As I mentioned in my last post we had our first rain for over a month during Monday night plus the temperatures have dropped this week by about 10°C, making it again possible to work in the garden with some degree of comfort at least for most of the morning and in late afternoon. Today I worked on until 1.30pm and it was hotter than I at first realised! Caution is needed, I was wearing a hat! Continue reading
Eschscholzia californica Thai Silk Series
While I love the usual bright orange Eschscholzia, it is not a colour I want to predominate all over the garden; on the slope it is perfect.
Some very good American friends brought me some packets of seed of the Thai Silk series; I’m not sure why but I thought they might not be as strong a plant, or as easy to cultivate as the more customary wild orange variety.
From the RHS:
Preferred common name: California poppy Thai Silk Series
Eschscholzia can be annuals or perennials, with finely divided leaves and solitary, long-stalked, poppy-like yellow, orange or red flowers, followed by conspicuous long seed-pods
Thai Silk Series are annuals with attractively dissected, blue-green foliage and single or more often semi-double flowers 4-6cm wide, in a range of shades of cream, yellow, orange, pink and red, sometimes with a cream centre.
Cultivation: Will thrive in poor, well-drained soil but they need full sun for the flowers to open. Can be grown as a drought-tolerant container plant. Good for exposed or coastal areas
They began flowering in the middle of April and made some nice combinations with tulips, especially in the Large Island.
I am removing the orange and yellow flowered plants from the Large Island and hoping that it will be all shades of pink, white, cream and pale yellow in the autumn.
Here’s a selection of some of the beautiful colours. I really like the pleated texture that some of them display.

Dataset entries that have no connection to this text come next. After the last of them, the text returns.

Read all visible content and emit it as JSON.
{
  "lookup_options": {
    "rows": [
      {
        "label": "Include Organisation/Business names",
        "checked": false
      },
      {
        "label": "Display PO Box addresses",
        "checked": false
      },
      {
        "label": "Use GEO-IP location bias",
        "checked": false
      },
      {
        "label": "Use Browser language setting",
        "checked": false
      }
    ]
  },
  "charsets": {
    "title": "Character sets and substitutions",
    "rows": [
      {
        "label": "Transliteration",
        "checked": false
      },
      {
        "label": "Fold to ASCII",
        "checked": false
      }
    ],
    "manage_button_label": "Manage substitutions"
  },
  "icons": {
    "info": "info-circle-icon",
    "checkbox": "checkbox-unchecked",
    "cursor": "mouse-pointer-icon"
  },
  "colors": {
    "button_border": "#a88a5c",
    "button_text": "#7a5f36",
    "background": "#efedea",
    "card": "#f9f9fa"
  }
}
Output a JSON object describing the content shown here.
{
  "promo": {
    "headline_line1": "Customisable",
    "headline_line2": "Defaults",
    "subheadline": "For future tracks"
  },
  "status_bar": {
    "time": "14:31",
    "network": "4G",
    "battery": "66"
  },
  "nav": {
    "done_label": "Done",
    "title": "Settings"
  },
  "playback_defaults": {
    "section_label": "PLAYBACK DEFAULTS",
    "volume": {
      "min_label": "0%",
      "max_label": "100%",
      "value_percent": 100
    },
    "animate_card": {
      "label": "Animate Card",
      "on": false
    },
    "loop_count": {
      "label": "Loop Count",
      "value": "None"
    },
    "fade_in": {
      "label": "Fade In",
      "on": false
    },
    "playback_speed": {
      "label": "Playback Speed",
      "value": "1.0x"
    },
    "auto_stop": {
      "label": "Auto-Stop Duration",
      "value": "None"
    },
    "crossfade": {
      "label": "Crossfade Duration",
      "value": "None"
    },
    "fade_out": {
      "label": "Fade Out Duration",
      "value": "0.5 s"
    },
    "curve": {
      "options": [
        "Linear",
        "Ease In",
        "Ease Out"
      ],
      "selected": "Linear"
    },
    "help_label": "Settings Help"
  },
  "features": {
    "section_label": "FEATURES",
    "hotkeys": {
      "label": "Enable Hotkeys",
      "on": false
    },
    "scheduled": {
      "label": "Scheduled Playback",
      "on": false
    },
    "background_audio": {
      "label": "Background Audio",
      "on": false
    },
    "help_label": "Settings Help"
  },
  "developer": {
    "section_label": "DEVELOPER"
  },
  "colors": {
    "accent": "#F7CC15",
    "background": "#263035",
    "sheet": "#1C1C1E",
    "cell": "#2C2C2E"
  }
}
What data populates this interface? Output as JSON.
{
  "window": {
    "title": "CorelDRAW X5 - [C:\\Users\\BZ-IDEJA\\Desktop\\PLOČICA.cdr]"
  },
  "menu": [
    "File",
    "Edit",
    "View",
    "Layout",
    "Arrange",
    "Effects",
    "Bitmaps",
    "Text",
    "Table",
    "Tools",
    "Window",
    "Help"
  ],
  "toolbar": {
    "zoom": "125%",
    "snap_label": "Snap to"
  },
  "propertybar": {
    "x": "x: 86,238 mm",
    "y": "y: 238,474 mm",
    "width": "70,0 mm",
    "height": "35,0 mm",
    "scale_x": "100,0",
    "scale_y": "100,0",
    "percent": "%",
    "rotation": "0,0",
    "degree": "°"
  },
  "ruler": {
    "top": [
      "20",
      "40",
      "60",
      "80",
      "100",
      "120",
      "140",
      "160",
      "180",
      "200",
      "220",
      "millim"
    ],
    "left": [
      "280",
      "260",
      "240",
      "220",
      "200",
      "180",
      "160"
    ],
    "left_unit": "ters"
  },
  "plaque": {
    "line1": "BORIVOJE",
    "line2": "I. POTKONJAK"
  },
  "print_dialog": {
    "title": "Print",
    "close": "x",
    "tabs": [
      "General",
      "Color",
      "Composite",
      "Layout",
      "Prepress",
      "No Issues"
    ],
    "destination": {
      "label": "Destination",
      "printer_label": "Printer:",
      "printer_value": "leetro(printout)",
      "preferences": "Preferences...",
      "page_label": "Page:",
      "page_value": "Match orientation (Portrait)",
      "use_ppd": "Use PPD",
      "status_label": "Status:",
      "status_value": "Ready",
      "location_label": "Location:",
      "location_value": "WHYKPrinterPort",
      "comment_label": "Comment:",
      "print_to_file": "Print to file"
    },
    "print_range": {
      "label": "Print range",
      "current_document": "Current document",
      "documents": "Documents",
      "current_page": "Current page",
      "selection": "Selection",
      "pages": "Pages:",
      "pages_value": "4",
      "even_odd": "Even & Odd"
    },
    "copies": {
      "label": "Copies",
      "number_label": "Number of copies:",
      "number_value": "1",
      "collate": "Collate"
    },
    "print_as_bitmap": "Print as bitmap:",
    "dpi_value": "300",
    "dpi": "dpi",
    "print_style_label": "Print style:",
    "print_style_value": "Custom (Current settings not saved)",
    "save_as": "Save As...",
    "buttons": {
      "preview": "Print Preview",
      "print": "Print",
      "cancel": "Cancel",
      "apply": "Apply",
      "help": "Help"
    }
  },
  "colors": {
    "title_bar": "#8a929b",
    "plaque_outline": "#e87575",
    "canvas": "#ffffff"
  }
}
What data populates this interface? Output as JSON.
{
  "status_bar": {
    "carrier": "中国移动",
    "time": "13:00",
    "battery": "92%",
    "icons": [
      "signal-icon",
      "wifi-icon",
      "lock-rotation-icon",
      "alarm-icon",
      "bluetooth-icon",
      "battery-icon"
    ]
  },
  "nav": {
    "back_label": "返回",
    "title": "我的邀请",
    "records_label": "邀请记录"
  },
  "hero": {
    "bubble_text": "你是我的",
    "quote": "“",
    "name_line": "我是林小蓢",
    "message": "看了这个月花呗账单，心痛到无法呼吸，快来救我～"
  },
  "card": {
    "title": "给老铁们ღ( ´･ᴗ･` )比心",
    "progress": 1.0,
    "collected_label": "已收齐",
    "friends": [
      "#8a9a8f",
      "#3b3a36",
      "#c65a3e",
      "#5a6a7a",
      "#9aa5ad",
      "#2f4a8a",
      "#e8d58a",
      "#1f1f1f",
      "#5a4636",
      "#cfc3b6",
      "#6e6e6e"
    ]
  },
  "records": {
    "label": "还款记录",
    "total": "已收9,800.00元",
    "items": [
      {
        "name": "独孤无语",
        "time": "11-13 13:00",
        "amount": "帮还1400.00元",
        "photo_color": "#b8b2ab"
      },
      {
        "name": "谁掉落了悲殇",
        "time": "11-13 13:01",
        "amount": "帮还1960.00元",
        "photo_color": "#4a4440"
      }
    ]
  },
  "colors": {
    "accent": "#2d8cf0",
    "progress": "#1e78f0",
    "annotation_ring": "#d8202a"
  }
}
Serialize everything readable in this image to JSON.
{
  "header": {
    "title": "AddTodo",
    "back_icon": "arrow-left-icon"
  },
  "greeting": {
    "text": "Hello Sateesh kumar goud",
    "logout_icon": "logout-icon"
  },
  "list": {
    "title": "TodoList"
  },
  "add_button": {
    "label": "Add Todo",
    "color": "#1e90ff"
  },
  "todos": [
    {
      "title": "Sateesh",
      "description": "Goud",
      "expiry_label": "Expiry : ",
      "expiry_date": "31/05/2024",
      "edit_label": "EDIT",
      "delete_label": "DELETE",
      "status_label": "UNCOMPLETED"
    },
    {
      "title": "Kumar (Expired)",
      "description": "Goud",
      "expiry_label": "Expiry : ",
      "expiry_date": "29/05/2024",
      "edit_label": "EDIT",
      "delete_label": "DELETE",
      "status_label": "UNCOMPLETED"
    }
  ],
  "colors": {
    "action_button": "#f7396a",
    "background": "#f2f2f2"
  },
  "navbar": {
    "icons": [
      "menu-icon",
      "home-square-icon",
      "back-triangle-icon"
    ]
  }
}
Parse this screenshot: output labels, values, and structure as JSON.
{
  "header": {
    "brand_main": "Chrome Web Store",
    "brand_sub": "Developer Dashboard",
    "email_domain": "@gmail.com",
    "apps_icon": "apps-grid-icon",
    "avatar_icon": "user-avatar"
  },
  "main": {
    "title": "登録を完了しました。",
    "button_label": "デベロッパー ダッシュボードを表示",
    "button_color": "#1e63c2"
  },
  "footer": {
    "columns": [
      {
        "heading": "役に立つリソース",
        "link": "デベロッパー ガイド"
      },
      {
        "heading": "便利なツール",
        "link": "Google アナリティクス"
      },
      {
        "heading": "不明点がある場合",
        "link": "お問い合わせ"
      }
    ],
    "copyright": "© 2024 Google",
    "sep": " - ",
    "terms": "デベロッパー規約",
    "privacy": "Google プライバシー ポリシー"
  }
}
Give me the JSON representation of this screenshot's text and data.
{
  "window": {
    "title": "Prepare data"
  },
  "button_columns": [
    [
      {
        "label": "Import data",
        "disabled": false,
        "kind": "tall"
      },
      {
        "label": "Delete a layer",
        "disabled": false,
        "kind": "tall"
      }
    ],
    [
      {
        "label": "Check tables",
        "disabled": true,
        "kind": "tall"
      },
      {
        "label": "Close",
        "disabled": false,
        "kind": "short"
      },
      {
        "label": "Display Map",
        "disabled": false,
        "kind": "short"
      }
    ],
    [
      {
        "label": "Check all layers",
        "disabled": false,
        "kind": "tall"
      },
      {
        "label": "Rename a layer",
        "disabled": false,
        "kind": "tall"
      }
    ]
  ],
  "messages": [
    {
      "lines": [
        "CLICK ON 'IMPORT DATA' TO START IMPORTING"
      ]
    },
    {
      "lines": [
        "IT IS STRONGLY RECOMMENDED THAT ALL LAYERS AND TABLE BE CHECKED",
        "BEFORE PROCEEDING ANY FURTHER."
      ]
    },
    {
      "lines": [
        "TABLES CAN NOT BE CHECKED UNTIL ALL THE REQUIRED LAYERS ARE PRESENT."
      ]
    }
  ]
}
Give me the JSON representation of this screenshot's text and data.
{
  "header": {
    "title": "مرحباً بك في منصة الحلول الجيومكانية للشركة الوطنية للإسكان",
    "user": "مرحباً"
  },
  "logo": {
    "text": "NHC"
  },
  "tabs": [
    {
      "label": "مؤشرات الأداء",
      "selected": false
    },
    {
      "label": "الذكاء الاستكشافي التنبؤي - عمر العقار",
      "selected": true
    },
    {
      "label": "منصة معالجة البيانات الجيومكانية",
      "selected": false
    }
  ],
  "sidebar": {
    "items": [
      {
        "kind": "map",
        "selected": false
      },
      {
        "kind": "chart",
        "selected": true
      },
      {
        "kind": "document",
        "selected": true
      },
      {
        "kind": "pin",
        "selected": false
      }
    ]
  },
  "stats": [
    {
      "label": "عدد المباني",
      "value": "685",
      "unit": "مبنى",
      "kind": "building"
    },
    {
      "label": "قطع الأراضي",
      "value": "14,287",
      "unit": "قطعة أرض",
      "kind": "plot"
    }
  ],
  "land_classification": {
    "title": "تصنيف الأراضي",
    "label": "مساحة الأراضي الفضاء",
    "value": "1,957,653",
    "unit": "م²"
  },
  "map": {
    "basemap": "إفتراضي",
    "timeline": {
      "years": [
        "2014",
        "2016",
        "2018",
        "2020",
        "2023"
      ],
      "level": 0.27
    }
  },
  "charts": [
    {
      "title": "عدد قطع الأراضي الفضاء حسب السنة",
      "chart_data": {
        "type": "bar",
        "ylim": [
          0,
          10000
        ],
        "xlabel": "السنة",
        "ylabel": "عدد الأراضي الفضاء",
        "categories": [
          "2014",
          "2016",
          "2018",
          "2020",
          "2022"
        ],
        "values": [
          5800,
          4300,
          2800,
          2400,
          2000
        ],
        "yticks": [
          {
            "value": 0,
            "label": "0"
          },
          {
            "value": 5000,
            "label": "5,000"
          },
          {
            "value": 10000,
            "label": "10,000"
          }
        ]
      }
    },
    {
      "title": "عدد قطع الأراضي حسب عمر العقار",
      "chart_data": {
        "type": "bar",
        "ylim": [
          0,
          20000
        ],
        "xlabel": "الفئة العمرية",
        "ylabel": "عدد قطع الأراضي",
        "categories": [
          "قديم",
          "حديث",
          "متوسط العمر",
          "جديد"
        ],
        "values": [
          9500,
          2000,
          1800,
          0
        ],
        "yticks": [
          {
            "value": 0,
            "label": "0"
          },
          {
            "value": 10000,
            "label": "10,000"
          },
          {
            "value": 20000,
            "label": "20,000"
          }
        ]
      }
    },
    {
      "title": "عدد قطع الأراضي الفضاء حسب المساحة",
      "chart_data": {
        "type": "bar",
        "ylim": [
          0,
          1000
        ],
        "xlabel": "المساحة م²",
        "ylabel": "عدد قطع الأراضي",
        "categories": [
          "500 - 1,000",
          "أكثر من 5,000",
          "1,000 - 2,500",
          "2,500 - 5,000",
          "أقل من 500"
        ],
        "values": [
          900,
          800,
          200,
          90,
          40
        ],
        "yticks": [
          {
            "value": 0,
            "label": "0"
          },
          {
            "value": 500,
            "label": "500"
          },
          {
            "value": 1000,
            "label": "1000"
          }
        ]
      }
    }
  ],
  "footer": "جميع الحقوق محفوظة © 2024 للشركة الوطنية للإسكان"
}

They are making seed pods now but are continuing to flower. I will cut them down when they have finished flowering but after they’ve spread their seed. Last year they flowered again as soon as the first rain of late summer arrived. At present they are filling so many spaces that it is hard to imagine the garden without them.
What is the first thing you do when you arrive home after a few days away?
Last evening when I arrived home from Chelsea, I didn’t even open the door of the house but immediately needed to walk around the garden to satisfy myself that all was well.
The sun was going down do the light was coming from a low angle and the garden seemed magical to me.
Even more of the roses were blooming, Madonna lilies were opening and Stipa tenuissima was wafting about in the wind, tempting me to run my fingers through it.
I hate being away from home at this time of year, all the more because later in summer it will be too hot and many plants will go into summer hibernation so this is really the moment for abundance in the garden. I did enjoy the Chelsea Flower Show and when I get my thoughts together I’ll post about my impressions.